Another logical way out of such a dilemma is seemingly not open to the Lebanese people. In a state with free elections and political alternatives, those in power – who have so mishandled the situation for years – would be replaced by those out of power. That is not easily going to happen. While Lebanon's lively protest movement is a hopeful sign, it has none of the suffocating control over institutions held by the elites, nor the deadly force of Hizbullah. It is hard to conceive of how it can take over. Those in power may be hoping that any pressure for reform will dissipate once Beirut's international airport opens, and that most dissent can be exported.
Despite the unfolding human tragedy we see so graphically portrayed in the media, Lebanon still "works" for those who count: for the elites, it is still a turnip to be squeezed of whatever diminishing resources can still be extracted in the service of a bloated cronyism, and for Hizbullah it is a platform, a safe haven, and a regional launchpad. Hizbullah did not create the current crisis, but its straightjacket rule cannot allow the system to undertake the painful course correction that is so desperately needed.
Economic reform should have been, relatively, easier than political reform. The obvious and preferred path of peaceful political and economic reform seems very unlikely. What about other, more riskier paths, such as partition, or military rule, or a collapse into anarchy?
Dreams of partition in Lebanon, particularly among Lebanese Christians, have a long and fractious history. This is to be seen in the explosive and controversial idea – cantonization – dividing the country into sectarian-based political cantons, akin to the area controlled by the Lebanese Forces (LF) militia roughly from 1975 to 1989. Ironically, it was the current Lebanese president, Michel Aoun, who helped bury that canton in internecine fighting from 1989 to 1990. Another canton idea grounded in history was the area included in the Mutasarrifate of Mount Lebanon (1861-1914), which encompassed most of current-day Lebanon's Christian and Druze population.
But the situation today is very different from Lebanon in the 1980s or in the 19th century. Today in Lebanon there is no militia except the battle-hardened and heavily armed one that is Hizbullah. That group and its sectarian allies would never willingly allow portions of the country to formally slip out of its control. Some might say that a collapsing Lebanon could see the Lebanese Army (LAF) split along sectarian lines with Christian units providing security in majority Christian areas (likely an area similar to the old LF canton from East Beirut to Madfoun). But the Lebanese Army would likely be no match for Hizbullah, and the idea that it is somehow immune or above the country's many pathologies seems naive.

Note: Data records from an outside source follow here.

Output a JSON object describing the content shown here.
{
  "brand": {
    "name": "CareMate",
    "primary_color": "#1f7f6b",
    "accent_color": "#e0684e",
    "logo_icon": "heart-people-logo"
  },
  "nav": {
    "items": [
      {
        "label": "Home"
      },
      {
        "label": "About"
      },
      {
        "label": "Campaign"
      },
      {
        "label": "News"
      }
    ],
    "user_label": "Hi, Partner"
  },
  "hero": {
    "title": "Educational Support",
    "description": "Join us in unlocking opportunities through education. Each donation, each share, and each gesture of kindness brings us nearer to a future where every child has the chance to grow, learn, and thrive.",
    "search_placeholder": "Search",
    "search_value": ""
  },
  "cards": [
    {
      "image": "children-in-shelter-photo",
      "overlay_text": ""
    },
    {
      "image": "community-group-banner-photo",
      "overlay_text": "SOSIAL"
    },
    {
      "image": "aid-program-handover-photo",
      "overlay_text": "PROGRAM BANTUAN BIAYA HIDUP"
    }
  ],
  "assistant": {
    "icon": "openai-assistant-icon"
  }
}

And Christians face another problem: their political allegiances today are even more split than they were in the bloody years of the Lebanese Civil War. Aoun's Free Patriotic Movement is a firm ally of Hizbullah, as are those Christians clustered around Syria's traditional Maronite ally in the Frangieh clan of Northern Lebanon. Lebanon's Druze are today more united than its Christians, but are an even smaller community. They cannot stand alone. And focusing on Lebanon's Christians and Druze ignores the reality that there are many Lebanese Sunni and even Shia Muslims chafing under the hegemony of Hizbullah.
Federalism or partition is not a viable long-term solution, as the real division in Lebanon today is between those – Christians and Muslims – wanting a humanistic, just, and enlightened future, and those – Christians and Muslims – who are subservient, either by conviction, greed, or fear, to the whims of Iran's men in Lebanon and to the continuation of a corrupt political status quo that is incapable of change.
*Alberto M. Fernandez is Vice President of MEMRI.